### [WHAT THIS TASK INVOLVES]
Find the word "Modifier" in the data, then copy each line where it is found.

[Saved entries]
┏━━
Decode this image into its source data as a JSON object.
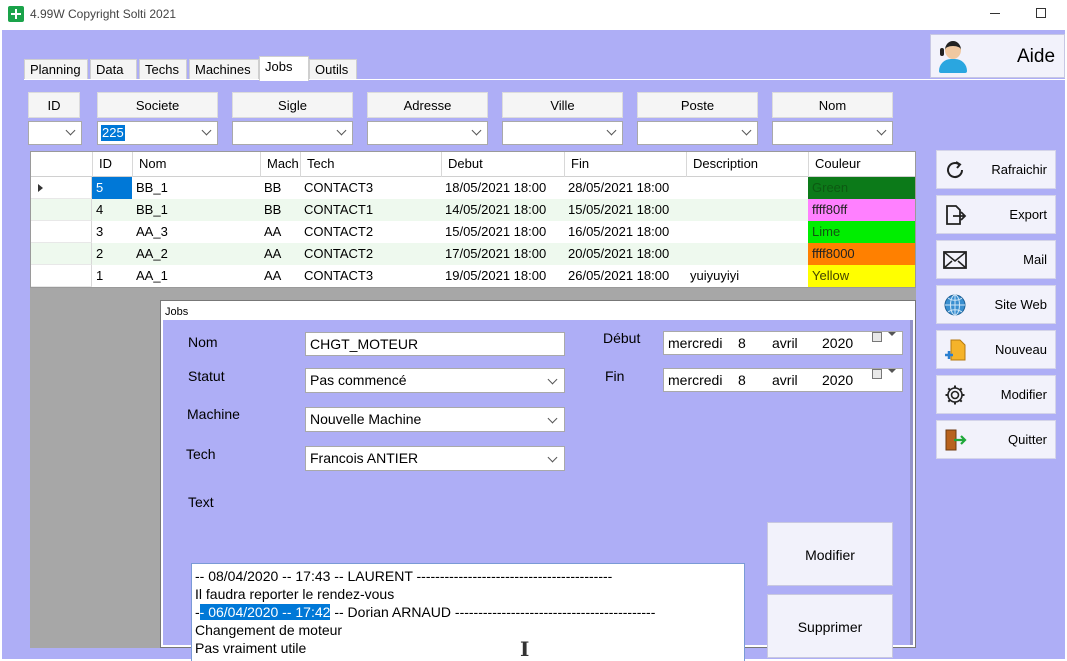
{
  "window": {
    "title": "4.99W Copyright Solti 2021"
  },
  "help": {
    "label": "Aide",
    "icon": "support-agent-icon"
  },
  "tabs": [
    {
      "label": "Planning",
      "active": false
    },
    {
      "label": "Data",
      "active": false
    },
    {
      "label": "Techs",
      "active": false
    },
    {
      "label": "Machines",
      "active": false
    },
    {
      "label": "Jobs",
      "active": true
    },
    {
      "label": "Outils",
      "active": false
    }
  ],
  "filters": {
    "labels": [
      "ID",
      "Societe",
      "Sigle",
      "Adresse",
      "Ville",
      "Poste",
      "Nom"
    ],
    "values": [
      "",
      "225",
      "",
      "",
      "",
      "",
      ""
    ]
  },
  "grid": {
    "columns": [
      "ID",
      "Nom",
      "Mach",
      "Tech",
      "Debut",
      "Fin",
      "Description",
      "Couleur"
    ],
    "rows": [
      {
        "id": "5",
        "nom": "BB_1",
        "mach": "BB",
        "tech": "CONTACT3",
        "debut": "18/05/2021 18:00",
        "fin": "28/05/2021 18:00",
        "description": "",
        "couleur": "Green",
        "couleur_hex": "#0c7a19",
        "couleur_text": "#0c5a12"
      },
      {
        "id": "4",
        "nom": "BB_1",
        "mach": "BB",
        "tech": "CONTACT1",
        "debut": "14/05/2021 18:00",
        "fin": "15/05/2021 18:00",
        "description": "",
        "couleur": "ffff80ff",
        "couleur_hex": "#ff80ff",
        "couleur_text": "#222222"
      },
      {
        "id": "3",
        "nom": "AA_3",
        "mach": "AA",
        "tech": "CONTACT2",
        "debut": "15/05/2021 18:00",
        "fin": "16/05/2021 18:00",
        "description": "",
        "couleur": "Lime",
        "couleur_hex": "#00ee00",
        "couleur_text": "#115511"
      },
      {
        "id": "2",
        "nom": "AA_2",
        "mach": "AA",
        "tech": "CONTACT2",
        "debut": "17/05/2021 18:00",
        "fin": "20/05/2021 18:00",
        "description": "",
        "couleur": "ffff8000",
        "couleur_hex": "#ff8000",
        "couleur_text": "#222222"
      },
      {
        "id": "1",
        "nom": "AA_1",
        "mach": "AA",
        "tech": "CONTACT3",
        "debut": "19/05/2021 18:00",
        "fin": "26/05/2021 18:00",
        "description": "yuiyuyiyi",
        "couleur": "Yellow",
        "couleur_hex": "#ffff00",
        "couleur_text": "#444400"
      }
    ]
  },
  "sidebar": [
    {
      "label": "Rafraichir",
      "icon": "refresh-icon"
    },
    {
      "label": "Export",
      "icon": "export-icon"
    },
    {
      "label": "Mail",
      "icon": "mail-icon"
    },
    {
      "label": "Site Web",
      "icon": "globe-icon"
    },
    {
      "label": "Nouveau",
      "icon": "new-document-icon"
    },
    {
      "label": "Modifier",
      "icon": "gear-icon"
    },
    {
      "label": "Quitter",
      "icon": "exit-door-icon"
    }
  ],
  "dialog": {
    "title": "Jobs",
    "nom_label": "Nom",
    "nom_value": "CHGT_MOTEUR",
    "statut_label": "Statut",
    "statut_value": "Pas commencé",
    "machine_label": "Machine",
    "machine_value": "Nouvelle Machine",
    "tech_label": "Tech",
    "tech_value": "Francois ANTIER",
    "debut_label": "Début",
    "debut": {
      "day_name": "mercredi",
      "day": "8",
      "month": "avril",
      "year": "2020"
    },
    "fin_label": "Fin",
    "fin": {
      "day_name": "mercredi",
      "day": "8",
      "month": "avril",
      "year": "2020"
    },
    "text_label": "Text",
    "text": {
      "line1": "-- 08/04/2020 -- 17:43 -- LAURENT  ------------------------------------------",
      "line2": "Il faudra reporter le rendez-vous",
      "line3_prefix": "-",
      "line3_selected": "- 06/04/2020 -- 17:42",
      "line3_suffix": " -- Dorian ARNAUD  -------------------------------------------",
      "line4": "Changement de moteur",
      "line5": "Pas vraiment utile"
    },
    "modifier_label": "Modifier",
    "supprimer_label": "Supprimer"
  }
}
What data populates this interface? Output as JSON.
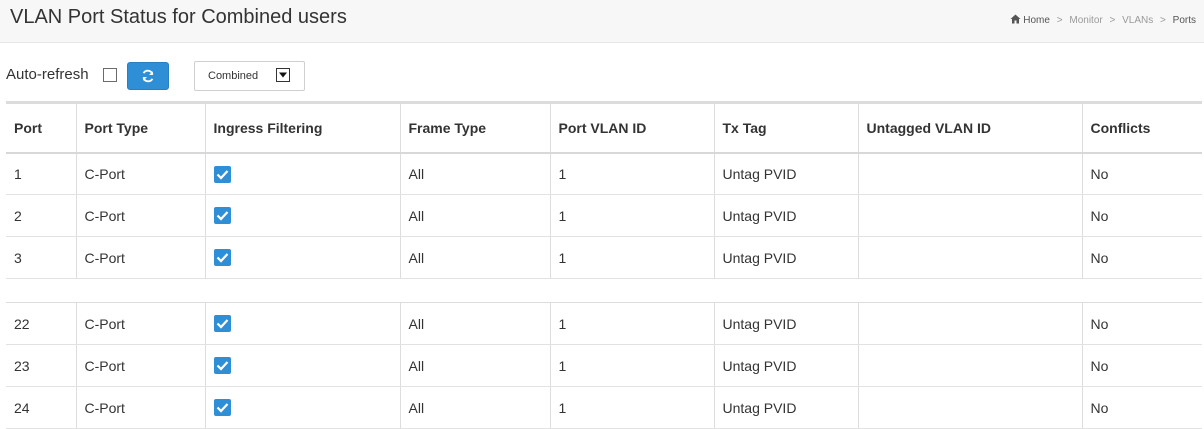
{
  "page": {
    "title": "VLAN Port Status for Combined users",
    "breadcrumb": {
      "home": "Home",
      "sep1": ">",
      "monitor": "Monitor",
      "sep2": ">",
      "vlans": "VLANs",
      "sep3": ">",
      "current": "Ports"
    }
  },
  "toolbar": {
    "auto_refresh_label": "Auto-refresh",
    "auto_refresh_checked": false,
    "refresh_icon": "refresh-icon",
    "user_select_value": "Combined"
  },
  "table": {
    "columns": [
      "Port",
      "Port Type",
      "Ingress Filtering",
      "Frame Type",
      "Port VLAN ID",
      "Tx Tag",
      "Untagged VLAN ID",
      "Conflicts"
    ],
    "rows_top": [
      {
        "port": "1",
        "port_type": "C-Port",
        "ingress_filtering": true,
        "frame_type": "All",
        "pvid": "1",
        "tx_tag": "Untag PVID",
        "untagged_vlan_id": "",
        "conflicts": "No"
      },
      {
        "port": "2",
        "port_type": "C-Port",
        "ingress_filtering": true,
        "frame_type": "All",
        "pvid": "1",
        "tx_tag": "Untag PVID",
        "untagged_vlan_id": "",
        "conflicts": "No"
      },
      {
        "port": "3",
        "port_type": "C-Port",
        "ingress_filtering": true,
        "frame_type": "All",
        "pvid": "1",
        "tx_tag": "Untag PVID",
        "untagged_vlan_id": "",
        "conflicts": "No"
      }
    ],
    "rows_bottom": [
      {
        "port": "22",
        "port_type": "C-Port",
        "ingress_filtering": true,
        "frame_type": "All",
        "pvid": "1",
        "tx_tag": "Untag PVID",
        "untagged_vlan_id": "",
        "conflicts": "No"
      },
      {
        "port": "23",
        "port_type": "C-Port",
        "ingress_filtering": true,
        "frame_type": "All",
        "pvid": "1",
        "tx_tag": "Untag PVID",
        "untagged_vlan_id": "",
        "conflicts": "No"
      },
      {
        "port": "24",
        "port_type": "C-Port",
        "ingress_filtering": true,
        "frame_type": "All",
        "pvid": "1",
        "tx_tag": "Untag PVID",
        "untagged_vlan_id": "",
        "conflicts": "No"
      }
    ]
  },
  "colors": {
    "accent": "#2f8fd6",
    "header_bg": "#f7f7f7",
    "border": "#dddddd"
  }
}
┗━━
### [RESPONSE FOR THIS EXERCISE]
      "label": "Modifier",
    "modifier_label": "Modifier",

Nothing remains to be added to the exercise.